Ballad of Mae in Soho 2

I drew this one evening using the music to drive the strokes of charcoal.  I wet it and scraped back to the white highlights with a fragment of lava.  While cropping the photo, I noticed the invert function that reversed black and white.  The original is below.

Ballad of Mae in Soho 1

Last week, I watched a stunning performance of the ballet “Bye” danced by Sylvie Guillem, set to this piece and choreographed by Mats Ek.

However, the image I have drawn owes more to a set of line drawings by the late painter Barbara Tate and to archival photographs of 1940s Soho.  In her early 20s, Tate found employment as a maid, keeping house for a prolific and dramatic sex worker.

 

 

The garden beneath the bones

The garden beneath the bones 2

This large picture began as a layer of chalk pastel using a remembered images of a fallen tree as a source.  I disintegrated that with charcoal, oil pastel and water.  The skeletal remains of a long extinct mythical creature were overlaid in acrylic.  And then I developed this further on the iPad as a steampunk cityscape, creating “The Ribs“.

Still, the real picture remained.  I experimented with printing from paper covered with coloured oil pastel and overlaid with white acrylic, placed face down on my picture, and with heat applied.
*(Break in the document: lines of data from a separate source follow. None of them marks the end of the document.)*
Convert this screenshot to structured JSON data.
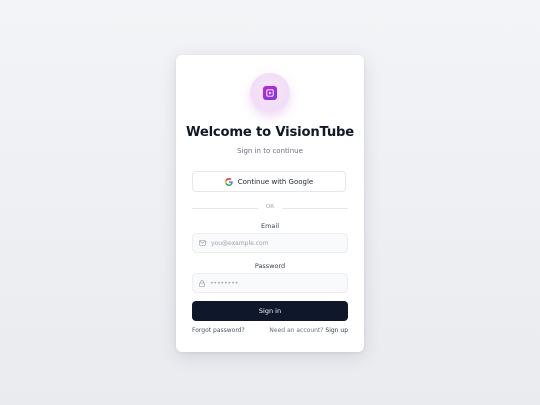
{
  "app": {
    "name": "VisionTube"
  },
  "login": {
    "title": "Welcome to VisionTube",
    "subtitle": "Sign in to continue",
    "google_button_label": "Continue with Google",
    "divider_text": "OR",
    "email_label": "Email",
    "email_placeholder": "you@example.com",
    "password_label": "Password",
    "password_placeholder": "••••••••",
    "signin_button_label": "Sign in",
    "forgot_password_label": "Forgot password?",
    "need_account_text": "Need an account?",
    "signup_label": "Sign up"
  },
  "icons": {
    "logo": "play-icon",
    "google": "google-icon",
    "email": "mail-icon",
    "password": "lock-icon"
  },
  "colors": {
    "accent_start": "#c026d3",
    "accent_end": "#7c3aed",
    "primary_button": "#0f172a"
  }
}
Initial tests suggested the acrylic would melt and carry the oil pastel onto the picture.  It failed.  The acrylic did not adhere and instead, the paint for the ribs was lifted off.

The next experiment was more successful.  I took scraps of various papers, layered in oil pastel my desired colours and, on top, white oil pastel.  Again, I used heat to print these onto my picture, creating the effect seen above.  I worked into these with more layers of printing and then brought out contrasting tones with ink painted onto the resisting surface.  I had to repaint the bones.

All in all, satisfying textures and strengths of colour on a dark background.  There may be more to do on this.